Mickey Rourke stars as Robin Ramzinsky, aka Randy “The Ram” Robinson, a once wildly popular professional wrestler who’s now a has been, living in a trailer park, working in a supermarket, spending his nights drinking beer and popping painkillers… Oh, he still gets to wrestle in small events on the weekends, and sure, he can still bring it in the ring… But it gets harder every time to catch his breath, his back hurts, and his heart often feels like it’s about to give in. And the 50something bastard looks pretty grotesque, with his long bleached-blonde hair, his fake tan, his steroids-pumped muscles and his beat-up face…

Grotesque, but not ridiculous. We may crack a smile at the sight of an action figure of himself on the dash of his van, at how he still plays that 8-bit Nintendo wrestling game where one of the characters is based on him or at his undying love for 1980s hair metal, but Robert D. Siegel‘s screenplay manages not to make this washed up wrestler a joke, just an “old broken down piece of meat” for whom we feel tremendous empathy.

Whether he’s flirting with a stripper (Marisa Tomei), trying to make amends with his daughter (Evan Rachel Wood) or working the deli counter, The Ram is both sad and oddly charming, which has a lot to do with how great Rourke is in the part. Kind of a has been himself (though in my book, “Sin City” already brought him back with a vengeance a few years ago), the ’80s leading man has had some bad breaks and personal problems over the years, but it’s all being put to amazing use here, in what might be the role of a lifetime for him.

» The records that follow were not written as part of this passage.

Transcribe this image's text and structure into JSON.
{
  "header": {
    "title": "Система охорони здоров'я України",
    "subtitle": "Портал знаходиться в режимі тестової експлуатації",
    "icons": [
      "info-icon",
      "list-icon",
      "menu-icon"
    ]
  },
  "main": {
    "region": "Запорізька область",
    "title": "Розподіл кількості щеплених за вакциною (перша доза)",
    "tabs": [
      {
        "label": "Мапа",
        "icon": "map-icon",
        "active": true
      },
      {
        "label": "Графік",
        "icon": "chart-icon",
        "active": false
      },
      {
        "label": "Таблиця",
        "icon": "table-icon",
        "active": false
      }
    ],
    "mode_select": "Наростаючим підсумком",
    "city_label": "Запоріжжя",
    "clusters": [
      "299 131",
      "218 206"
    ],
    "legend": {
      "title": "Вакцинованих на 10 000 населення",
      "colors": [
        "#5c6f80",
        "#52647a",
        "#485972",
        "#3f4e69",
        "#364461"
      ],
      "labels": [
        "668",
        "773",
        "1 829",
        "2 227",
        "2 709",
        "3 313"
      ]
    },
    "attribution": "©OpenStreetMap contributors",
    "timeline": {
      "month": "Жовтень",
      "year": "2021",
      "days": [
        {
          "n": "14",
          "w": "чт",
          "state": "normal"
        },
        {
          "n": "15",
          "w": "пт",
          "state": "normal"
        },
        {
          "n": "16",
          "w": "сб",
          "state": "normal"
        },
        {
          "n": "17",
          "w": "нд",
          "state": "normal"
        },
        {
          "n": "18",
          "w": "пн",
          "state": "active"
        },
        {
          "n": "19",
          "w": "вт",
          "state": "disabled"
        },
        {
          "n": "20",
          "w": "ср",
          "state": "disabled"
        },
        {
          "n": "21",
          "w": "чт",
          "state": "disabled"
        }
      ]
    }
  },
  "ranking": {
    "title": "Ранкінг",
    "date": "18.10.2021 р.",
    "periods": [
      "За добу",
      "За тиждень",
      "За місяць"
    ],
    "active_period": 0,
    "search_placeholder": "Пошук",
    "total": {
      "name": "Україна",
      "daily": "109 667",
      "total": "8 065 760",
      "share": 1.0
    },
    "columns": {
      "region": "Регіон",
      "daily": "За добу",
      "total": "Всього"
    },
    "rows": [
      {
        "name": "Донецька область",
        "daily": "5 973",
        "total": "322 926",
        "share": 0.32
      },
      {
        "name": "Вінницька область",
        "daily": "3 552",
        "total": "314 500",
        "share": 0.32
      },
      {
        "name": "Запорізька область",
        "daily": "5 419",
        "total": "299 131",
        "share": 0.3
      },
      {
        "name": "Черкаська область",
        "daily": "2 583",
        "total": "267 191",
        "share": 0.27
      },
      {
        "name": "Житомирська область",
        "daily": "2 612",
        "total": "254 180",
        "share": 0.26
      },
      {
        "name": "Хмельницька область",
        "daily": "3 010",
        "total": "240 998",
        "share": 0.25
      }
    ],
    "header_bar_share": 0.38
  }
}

“The Wrestler” is not as immediately awe-inspiring as “The Fountain”, or “Requiem for a Dream” for that matter, but it quietly works its magic on you and by the end, you’re once again awed by Aronofsky. The man can do no wrong, as far as I’m concerned.